We are creating a very hazy beer but it shouldn't be overally yeasty. Our finished product is hazy due to the malt, hops and fruit... it should not be yeasty, we still use kettle finings as well as utilising a slightly longer conditioning time to achieve this. The goal is to create a massively hopped IPA that has an unmistakeable tropical fruit note. Lactose is used to provide a creamy mouthfeel, again it's all about accentuating tropical fruit notes, this also creates the "milkshake/smoothie" effect.
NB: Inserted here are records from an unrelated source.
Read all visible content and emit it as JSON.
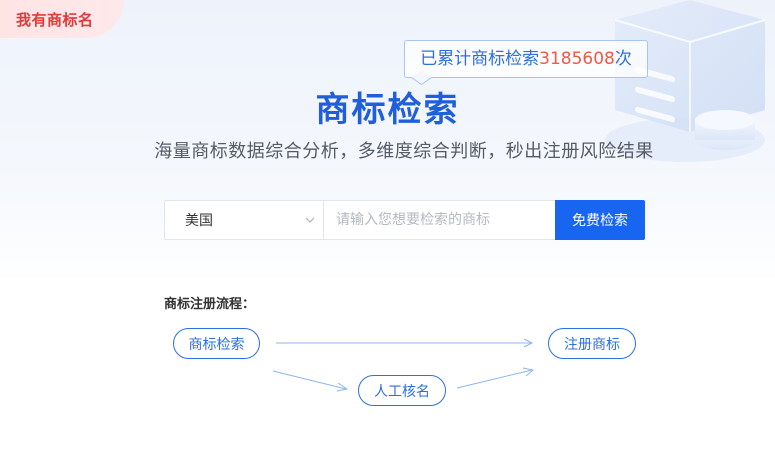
{
  "corner_badge": {
    "label": "我有商标名"
  },
  "counter": {
    "prefix": "已累计商标检索",
    "count": "3185608",
    "suffix": "次"
  },
  "hero": {
    "title": "商标检索",
    "subtitle": "海量商标数据综合分析，多维度综合判断，秒出注册风险结果"
  },
  "search": {
    "country": "美国",
    "placeholder": "请输入您想要检索的商标",
    "value": "",
    "button_label": "免费检索"
  },
  "flow": {
    "title": "商标注册流程：",
    "steps": {
      "search": "商标检索",
      "register": "注册商标",
      "manual": "人工核名"
    }
  },
  "colors": {
    "brand_blue": "#1765f0",
    "title_blue": "#1f5fdc",
    "badge_red": "#e03a3a",
    "count_orange": "#ee5a44"
  }
}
If you wanted to play around with the recipe a bit consider adding even more lactose to accentuate the "smoothie" effect. - The recipe is treated it as if it was a 5 gallon batch. - The Hops are given by weight because every system has different utilization, so brewers will be able to scale up with the given information. - The malt bill is in % of the total weight. ie: if you have a total of 10 lbs of grain and it calls for 25% oats you add in 2.5 lbs. of the 10 lbs total is oats. Again this should allow people with bigger systems to scale up easily. - Also, I generally calculate hop additions by deciding the amount of hops I want to add for flavour and aroma first, determine the IBUs I will get from them, and then make up any bitterness with a front end, "standard" bitterness addition. I would recommend treating this recipe the same way by adjusting the FWH addition to get the IBUs you need for your specific utilisation.


Malt Bill: *Target an original extract of 16 P (1.065 sg) 64.3% Lager Malt 11.1% Wheat Malt 3.7% Munich 1.8% Melanoidin 6.3% Flaked Oats 12.8% Lactose Kettle Hops: *Target 60 IBU's 10 min - Amarillo - 0.9 oz @ 7% A.A. 10 min - Cascade - 0.7 oz @ 6.8% A.A 0 min - Amarillo - 2.8 oz 0 min - Cascade - 1.8 oz 0 min - Citra - 2.8 oz Kettle Additions: Protafloc or other kettle finings Yeast nutrient Post Fermentation Additions: Dry Hop: 2.0 oz Citra, 1.25 oz Amarillo, 1.25 oz Simcoe, 0.75 oz Mosaic Fruit: 1.2 lbs. Mango Puree, 1.2 lbs. Papaya Puree, 0.3 lbs. Passion Fruit Puree Instructions: Target mash temperature = 65 C Target mash pH = 5.5 Boil for 90 min. Add Lactose at 10 min. before the end of the boil Ferment with Vermont Ale Yeast (we use a unique house-strain) Fermentation Temperature = 19 C, increase temp to 22 C at 10 Plato (1.040 sg) Add fruit to fermentation vessel at or around 8-12 Plato (1.032 - 1.048 sg) Dry hop 3 days post terminal extract (~4.0 P) Cool to near freezing 4 days after dry hop Condition for 1+ weeks Bottling: Using fruit in this way can result in pectins solidifying post-bottling, leaving some chunks of fruit in the beer. This happened with 'The Tickle Monster', 'Life is a Peach' and in some cases our own bottles of 'Ten Dollar Shake' too. Don't worry - it will taste great!

We hope this recipe is helpful - please do let us know how you get on! (Sample bottles always appreciated ;) )